Task description
Scan the material and copy every line in which "header" appears.

Dataset entries
= = = = = = =

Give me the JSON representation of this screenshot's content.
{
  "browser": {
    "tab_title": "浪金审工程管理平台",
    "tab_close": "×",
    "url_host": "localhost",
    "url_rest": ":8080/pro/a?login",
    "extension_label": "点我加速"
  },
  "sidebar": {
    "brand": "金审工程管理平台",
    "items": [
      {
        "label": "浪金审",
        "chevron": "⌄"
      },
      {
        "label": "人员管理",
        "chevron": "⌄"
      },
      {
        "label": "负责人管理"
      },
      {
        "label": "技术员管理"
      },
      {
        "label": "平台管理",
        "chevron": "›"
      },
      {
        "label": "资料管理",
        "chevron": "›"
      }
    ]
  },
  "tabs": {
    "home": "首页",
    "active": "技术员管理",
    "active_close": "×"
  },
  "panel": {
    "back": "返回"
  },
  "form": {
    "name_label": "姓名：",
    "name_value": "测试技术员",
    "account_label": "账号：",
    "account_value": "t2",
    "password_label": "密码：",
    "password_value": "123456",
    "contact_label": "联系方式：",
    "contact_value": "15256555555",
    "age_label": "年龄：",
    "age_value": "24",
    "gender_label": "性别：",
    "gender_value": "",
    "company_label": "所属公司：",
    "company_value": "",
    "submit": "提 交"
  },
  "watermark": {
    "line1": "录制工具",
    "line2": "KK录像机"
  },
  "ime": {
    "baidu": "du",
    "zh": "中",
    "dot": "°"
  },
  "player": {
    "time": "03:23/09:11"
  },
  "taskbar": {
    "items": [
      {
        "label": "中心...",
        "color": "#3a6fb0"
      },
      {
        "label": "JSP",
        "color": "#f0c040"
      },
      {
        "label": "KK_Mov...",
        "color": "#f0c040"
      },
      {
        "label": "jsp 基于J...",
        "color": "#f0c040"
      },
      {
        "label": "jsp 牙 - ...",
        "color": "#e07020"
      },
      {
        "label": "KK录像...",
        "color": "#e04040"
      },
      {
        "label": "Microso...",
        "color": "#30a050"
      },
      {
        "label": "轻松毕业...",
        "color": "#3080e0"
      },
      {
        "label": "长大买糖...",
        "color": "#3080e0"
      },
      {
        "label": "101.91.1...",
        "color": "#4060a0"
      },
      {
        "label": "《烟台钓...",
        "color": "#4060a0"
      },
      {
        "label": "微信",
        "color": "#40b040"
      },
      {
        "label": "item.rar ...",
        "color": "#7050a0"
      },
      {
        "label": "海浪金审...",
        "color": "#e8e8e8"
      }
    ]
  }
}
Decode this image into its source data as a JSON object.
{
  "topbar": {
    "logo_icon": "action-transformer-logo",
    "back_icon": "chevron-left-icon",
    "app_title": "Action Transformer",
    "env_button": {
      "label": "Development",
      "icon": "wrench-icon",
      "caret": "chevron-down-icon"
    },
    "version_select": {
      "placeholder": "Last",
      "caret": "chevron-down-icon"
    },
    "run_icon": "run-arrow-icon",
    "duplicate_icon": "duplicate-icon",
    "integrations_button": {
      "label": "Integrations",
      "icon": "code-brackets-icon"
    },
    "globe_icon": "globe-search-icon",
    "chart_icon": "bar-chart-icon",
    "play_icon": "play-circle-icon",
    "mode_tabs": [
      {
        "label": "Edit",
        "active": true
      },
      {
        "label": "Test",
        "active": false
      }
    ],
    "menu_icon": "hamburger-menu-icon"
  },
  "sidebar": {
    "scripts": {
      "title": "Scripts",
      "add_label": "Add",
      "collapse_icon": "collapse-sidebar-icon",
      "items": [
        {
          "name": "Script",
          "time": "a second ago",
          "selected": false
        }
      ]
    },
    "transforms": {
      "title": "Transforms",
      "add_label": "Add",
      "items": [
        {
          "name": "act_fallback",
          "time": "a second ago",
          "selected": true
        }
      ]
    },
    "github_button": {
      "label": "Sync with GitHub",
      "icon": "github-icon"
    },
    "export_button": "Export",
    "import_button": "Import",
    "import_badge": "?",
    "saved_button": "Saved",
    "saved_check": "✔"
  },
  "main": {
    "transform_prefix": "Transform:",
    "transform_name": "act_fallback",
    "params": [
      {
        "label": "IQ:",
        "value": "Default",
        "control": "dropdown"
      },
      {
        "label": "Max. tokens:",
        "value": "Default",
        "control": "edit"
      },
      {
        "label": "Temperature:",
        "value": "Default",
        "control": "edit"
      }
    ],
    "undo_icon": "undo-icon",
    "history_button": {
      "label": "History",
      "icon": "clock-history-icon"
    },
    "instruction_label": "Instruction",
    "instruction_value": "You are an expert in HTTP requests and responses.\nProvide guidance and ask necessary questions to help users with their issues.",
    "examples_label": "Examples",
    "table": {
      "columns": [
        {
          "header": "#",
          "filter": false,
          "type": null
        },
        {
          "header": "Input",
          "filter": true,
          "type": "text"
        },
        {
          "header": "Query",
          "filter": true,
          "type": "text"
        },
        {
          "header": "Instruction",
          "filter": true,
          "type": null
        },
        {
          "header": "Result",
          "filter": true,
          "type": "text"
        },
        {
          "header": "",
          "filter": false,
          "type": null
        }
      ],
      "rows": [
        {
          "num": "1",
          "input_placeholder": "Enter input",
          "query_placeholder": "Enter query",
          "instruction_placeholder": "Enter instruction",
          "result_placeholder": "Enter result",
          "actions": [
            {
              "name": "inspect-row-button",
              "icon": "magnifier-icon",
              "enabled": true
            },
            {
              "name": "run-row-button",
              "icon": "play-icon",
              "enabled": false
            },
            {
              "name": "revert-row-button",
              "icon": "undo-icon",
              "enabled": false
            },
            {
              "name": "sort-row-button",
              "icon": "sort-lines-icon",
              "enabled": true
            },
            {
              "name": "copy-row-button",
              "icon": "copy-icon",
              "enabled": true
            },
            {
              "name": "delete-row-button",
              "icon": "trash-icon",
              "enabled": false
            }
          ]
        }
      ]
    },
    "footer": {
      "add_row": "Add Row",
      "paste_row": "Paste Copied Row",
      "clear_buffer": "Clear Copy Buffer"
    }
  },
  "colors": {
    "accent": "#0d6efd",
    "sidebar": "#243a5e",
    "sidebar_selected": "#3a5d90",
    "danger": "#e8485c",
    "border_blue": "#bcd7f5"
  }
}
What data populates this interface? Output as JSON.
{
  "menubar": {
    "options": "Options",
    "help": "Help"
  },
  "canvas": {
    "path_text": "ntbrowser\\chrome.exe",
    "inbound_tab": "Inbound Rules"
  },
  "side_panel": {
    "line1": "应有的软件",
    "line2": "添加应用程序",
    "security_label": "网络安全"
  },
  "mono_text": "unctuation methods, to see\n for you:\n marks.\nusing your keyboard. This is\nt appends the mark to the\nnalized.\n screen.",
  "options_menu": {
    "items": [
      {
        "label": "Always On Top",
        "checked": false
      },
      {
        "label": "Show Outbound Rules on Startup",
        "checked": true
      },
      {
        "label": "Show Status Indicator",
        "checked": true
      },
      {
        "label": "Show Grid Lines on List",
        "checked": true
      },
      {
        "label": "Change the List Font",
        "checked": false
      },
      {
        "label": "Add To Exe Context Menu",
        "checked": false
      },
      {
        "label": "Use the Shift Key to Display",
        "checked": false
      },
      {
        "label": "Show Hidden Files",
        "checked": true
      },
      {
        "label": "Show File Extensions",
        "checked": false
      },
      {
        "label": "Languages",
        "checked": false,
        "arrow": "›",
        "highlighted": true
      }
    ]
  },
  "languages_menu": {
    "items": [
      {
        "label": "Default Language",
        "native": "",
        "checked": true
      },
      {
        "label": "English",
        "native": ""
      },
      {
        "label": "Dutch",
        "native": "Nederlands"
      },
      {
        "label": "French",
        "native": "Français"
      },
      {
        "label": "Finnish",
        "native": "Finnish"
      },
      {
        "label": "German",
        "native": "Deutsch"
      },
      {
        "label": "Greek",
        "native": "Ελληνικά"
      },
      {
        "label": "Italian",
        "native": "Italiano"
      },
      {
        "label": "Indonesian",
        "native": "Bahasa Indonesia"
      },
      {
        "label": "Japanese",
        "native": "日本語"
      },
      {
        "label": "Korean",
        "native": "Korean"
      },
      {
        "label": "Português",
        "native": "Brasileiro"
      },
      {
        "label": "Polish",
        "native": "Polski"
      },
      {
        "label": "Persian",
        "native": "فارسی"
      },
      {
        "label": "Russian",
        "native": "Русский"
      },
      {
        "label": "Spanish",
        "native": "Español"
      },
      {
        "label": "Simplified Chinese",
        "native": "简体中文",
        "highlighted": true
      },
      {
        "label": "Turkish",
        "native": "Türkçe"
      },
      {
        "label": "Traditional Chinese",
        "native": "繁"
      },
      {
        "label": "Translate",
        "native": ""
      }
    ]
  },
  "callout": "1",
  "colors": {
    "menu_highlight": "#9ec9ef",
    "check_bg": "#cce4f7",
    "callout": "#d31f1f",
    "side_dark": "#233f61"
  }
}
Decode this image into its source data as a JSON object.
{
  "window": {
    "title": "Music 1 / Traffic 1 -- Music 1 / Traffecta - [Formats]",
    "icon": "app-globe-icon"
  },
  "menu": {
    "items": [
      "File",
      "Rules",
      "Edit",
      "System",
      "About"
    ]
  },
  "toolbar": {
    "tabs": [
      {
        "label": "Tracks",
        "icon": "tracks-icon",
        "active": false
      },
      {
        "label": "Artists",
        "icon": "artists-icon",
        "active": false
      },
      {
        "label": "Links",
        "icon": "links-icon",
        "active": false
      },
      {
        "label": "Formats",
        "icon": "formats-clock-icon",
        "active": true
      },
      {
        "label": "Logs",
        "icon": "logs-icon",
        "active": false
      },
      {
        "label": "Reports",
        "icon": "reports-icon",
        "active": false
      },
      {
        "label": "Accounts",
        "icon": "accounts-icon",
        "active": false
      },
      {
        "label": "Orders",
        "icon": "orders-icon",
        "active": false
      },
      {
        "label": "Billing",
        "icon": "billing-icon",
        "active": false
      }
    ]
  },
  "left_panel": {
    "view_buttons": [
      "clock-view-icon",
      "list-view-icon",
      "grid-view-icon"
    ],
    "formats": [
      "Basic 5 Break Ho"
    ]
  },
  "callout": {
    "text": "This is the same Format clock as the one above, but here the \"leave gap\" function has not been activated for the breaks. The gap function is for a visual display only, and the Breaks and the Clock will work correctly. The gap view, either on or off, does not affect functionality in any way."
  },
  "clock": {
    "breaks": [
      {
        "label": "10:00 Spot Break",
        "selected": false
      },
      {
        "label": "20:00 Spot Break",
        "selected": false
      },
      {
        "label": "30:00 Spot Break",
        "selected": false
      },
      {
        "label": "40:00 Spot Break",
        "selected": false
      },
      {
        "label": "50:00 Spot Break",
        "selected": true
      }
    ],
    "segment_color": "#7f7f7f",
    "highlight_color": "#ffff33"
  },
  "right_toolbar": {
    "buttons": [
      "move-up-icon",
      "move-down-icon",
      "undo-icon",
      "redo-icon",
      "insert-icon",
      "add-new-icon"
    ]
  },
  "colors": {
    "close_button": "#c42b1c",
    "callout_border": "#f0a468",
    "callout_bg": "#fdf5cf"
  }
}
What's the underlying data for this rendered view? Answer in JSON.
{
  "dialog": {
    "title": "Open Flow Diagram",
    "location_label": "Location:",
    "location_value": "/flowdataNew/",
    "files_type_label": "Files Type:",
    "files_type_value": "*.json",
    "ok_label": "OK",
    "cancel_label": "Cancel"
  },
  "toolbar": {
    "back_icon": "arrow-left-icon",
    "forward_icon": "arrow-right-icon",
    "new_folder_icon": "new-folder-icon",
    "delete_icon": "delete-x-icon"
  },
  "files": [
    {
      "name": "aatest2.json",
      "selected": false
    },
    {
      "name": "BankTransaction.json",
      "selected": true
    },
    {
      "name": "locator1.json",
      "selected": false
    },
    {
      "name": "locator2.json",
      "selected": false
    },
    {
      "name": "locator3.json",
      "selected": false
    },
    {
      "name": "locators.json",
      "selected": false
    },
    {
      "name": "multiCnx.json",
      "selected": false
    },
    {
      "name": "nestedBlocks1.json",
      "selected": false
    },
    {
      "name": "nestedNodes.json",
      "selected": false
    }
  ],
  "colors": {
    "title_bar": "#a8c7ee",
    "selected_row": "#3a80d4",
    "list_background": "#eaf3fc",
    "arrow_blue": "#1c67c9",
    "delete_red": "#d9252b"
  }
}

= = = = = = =

Solution for this problem
          "header": "#",
          "header": "Input",
          "header": "Query",
          "header": "Instruction",
          "header": "Result",
          "header": "",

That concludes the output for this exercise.